Saf Health Work.  2013 Mar;4(1):52-62.

Associations between Psychological Distress and Body Mass Index among Law Enforcement Officers: The National Health Interview Survey 2004-2010

Affiliations
  • 1Biostatistics and Epidemiology Branch, Health Effects Laboratory Division, National Institute for Occupational Safety and Health, Centers for Disease Control and Prevention, Morgantown, WV, USA. jgu@cdc.gov
  • 2Surveillance Branch, Division of Respiratory Disease Studies, National Institute for Occupational Safety and Health, Centers for Disease Control and Prevention, Morgantown, WV, USA.
  • 3Department of Social and Preventive Medicine, School of Public Health and Health Professions, University at Buffalo, The State University of New York, Buffalo, NY, USA.

Abstract


OBJECTIVES
To investigate the association between psychological distress and obesity among law enforcement officers (LEOs) in the United States.
METHODS
Self-reported data on psychological distress based on six key questions were obtained from LEOs who participated in the National Health Interview Survey (2004-2010). We used Prochaska's cut-point of a Kessler 6 score > or = 5 for moderate/high mental distress in our analysis. Mean levels of body mass index (BMI) were compared across three levels of psychological distress.
RESULTS
The average age of LEOs (n = 929) was 39.3 years; 25% were female. Overall, 8.1% of LEOs had moderate or high psychological distress; 37.5% were obese (BMI > or = 30). Mean BMI increased with increasing psychological distress (no distress, BMI = 27.2 kg/m2; mild distress, 27.6 kg/m2; and moderate/high distress, 33.1 kg/m2; p = 0.016) after adjustment for age, race, income, and education level among female officers only. Physical activity modified the association between psychological distress and BMI but only among male LEOs (interaction p = 0.002). Among male LEOs reporting low physical activity, psychological distress was positively associated with BMI (30.3 kg/m2 for no distress, 30.7 for mild distress, 31.8 for moderate/high distress; p = 0.179) after adjustment, but not significantly. This association was not significant among males reporting high physical activity.
CONCLUSION
Mean BMI significantly increased as psychological distress increased among female LEOs. A longitudinal study design may reveal the directionality of this association as well as the potential role that physical activity might play in this association.

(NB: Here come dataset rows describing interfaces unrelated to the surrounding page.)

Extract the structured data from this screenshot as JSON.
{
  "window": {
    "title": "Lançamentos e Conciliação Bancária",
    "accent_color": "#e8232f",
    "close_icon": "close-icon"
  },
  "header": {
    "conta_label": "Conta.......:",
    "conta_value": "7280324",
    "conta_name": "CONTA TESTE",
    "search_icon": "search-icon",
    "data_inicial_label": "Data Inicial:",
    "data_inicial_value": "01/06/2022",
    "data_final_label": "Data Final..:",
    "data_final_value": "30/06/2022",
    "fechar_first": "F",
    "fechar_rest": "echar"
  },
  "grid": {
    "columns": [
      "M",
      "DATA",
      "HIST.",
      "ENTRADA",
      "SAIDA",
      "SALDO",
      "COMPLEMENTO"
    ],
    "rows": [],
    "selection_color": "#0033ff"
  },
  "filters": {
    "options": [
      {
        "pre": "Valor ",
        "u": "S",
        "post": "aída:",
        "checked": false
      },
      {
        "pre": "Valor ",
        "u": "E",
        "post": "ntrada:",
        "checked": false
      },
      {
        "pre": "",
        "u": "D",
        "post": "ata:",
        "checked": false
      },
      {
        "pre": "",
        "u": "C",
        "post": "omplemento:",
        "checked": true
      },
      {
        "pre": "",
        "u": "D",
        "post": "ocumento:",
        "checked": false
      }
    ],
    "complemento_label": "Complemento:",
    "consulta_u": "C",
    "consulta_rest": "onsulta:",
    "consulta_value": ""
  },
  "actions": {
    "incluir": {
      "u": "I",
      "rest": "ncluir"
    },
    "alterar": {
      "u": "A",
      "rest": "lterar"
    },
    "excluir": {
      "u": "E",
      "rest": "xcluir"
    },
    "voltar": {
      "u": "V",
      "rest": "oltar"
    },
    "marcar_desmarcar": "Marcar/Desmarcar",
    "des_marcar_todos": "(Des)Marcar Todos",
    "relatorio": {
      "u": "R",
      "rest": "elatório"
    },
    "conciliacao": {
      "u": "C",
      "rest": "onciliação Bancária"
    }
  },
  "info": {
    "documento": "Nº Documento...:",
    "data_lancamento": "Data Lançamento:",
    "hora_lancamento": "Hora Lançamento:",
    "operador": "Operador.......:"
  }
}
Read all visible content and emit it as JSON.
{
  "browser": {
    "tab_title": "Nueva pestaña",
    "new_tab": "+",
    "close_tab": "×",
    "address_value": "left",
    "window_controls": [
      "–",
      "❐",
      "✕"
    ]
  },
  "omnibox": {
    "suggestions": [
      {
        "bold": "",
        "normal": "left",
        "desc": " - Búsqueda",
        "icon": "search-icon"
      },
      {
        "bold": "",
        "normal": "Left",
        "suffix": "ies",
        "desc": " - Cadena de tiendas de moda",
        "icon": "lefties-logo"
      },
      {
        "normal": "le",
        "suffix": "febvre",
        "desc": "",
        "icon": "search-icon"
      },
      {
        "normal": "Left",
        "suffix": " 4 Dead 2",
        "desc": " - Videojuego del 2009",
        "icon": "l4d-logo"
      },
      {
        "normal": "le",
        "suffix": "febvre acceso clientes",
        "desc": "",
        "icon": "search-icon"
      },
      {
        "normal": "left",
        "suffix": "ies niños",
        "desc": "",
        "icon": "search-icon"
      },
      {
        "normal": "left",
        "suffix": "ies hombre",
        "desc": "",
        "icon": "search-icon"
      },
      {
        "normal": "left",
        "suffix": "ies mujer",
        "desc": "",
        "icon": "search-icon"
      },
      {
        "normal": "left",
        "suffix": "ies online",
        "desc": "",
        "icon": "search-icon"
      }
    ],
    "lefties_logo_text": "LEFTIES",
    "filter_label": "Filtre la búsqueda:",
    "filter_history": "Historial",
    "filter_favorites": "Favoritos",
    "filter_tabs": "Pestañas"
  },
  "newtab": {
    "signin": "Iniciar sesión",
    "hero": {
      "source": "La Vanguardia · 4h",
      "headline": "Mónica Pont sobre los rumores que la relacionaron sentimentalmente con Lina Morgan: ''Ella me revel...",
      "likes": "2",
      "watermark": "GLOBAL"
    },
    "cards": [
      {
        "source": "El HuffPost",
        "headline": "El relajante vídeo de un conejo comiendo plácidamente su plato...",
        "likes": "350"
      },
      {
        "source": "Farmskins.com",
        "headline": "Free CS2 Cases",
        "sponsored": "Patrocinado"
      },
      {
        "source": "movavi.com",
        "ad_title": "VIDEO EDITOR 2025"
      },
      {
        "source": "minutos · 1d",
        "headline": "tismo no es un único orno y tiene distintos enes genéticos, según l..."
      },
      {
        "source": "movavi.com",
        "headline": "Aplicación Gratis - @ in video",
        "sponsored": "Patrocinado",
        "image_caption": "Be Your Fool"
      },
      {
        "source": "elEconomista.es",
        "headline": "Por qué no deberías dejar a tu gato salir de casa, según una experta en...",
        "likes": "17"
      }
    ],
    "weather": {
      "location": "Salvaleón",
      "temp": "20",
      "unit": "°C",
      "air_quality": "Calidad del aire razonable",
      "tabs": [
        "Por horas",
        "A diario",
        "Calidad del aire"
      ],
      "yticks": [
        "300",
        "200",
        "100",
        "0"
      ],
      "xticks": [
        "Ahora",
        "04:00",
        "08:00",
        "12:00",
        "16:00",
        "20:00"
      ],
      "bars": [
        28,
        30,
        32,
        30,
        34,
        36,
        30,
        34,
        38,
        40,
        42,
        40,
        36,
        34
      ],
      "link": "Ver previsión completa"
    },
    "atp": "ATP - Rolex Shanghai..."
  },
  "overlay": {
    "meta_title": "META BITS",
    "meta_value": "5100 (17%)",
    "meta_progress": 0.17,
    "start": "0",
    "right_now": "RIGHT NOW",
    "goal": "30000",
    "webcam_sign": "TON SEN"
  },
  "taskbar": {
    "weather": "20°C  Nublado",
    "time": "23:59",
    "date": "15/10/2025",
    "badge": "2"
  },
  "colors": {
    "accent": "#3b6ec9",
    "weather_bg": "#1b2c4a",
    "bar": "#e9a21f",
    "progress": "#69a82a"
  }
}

Keyword

Psychological distress; Law enforcement officers; Adiposity
Full Text Links
  • SHAW
Actions
Cited
CITED
export Copy
Close
Share
  • Twitter
  • Facebook
Similar articles
Copyright © 2021 by Korean Association of Medical Journal Editors. All rights reserved.     E-mail: koreamed@kamje.or.kr